» **Prompt**
What you return must match the records below exactly, apart from the omitted pictures.

» **Entries supplied**
►

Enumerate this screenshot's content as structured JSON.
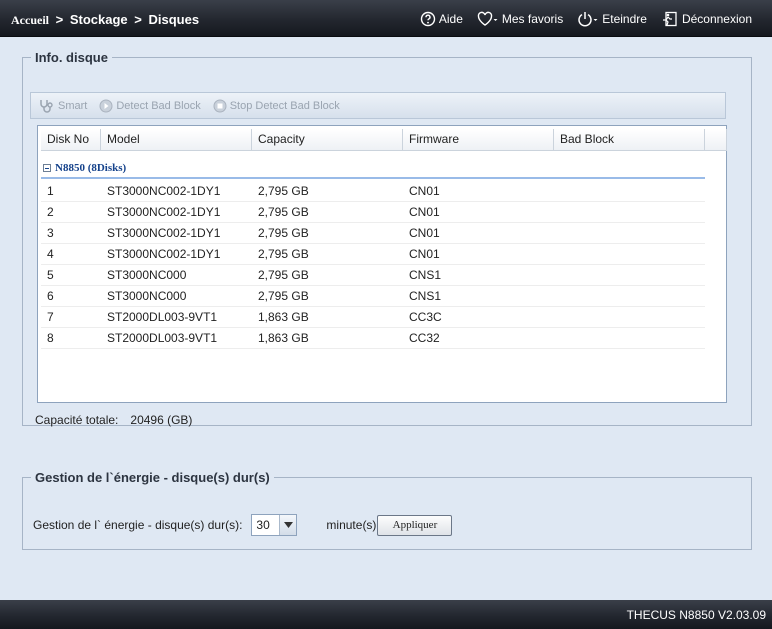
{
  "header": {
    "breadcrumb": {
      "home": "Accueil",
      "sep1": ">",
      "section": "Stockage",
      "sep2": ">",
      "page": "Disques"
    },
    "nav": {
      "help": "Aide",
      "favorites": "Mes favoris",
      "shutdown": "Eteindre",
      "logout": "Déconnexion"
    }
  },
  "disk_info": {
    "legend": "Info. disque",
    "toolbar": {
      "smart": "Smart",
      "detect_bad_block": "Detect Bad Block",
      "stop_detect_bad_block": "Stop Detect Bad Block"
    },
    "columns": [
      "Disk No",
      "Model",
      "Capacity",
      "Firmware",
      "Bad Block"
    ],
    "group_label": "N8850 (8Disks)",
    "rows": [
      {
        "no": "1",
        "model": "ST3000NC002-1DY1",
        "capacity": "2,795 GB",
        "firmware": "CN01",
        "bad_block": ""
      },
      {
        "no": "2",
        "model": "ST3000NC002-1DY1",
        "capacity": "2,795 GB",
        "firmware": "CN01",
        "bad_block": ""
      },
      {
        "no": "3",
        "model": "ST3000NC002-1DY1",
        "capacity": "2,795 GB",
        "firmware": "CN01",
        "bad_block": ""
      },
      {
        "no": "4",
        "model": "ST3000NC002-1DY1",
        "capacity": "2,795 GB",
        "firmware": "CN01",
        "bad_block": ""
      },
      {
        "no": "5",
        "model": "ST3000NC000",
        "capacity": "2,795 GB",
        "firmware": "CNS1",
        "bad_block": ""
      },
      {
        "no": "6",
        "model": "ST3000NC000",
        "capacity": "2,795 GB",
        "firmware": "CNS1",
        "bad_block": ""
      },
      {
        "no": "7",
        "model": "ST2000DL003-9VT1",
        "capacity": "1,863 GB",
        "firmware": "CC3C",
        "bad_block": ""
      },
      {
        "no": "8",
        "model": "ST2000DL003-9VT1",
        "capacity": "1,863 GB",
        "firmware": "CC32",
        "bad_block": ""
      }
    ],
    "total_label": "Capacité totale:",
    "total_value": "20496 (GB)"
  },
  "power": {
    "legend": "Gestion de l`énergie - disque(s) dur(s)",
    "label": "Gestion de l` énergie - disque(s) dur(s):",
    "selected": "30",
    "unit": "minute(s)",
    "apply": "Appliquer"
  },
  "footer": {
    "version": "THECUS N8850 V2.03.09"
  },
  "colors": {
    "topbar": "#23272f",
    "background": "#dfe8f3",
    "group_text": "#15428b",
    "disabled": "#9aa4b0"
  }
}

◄

» **Your solution**
Enumerate this screenshot's content as structured JSON.
{
  "header": {
    "breadcrumb": {
      "home": "Accueil",
      "sep1": ">",
      "section": "Stockage",
      "sep2": ">",
      "page": "Disques"
    },
    "nav": {
      "help": "Aide",
      "favorites": "Mes favoris",
      "shutdown": "Eteindre",
      "logout": "Déconnexion"
    }
  },
  "disk_info": {
    "legend": "Info. disque",
    "toolbar": {
      "smart": "Smart",
      "detect_bad_block": "Detect Bad Block",
      "stop_detect_bad_block": "Stop Detect Bad Block"
    },
    "columns": [
      "Disk No",
      "Model",
      "Capacity",
      "Firmware",
      "Bad Block"
    ],
    "group_label": "N8850 (8Disks)",
    "rows": [
      {
        "no": "1",
        "model": "ST3000NC002-1DY1",
        "capacity": "2,795 GB",
        "firmware": "CN01",
        "bad_block": ""
      },
      {
        "no": "2",
        "model": "ST3000NC002-1DY1",
        "capacity": "2,795 GB",
        "firmware": "CN01",
        "bad_block": ""
      },
      {
        "no": "3",
        "model": "ST3000NC002-1DY1",
        "capacity": "2,795 GB",
        "firmware": "CN01",
        "bad_block": ""
      },
      {
        "no": "4",
        "model": "ST3000NC002-1DY1",
        "capacity": "2,795 GB",
        "firmware": "CN01",
        "bad_block": ""
      },
      {
        "no": "5",
        "model": "ST3000NC000",
        "capacity": "2,795 GB",
        "firmware": "CNS1",
        "bad_block": ""
      },
      {
        "no": "6",
        "model": "ST3000NC000",
        "capacity": "2,795 GB",
        "firmware": "CNS1",
        "bad_block": ""
      },
      {
        "no": "7",
        "model": "ST2000DL003-9VT1",
        "capacity": "1,863 GB",
        "firmware": "CC3C",
        "bad_block": ""
      },
      {
        "no": "8",
        "model": "ST2000DL003-9VT1",
        "capacity": "1,863 GB",
        "firmware": "CC32",
        "bad_block": ""
      }
    ],
    "total_label": "Capacité totale:",
    "total_value": "20496 (GB)"
  },
  "power": {
    "legend": "Gestion de l`énergie - disque(s) dur(s)",
    "label": "Gestion de l` énergie - disque(s) dur(s):",
    "selected": "30",
    "unit": "minute(s)",
    "apply": "Appliquer"
  },
  "footer": {
    "version": "THECUS N8850 V2.03.09"
  },
  "colors": {
    "topbar": "#23272f",
    "background": "#dfe8f3",
    "group_text": "#15428b",
    "disabled": "#9aa4b0"
  }
}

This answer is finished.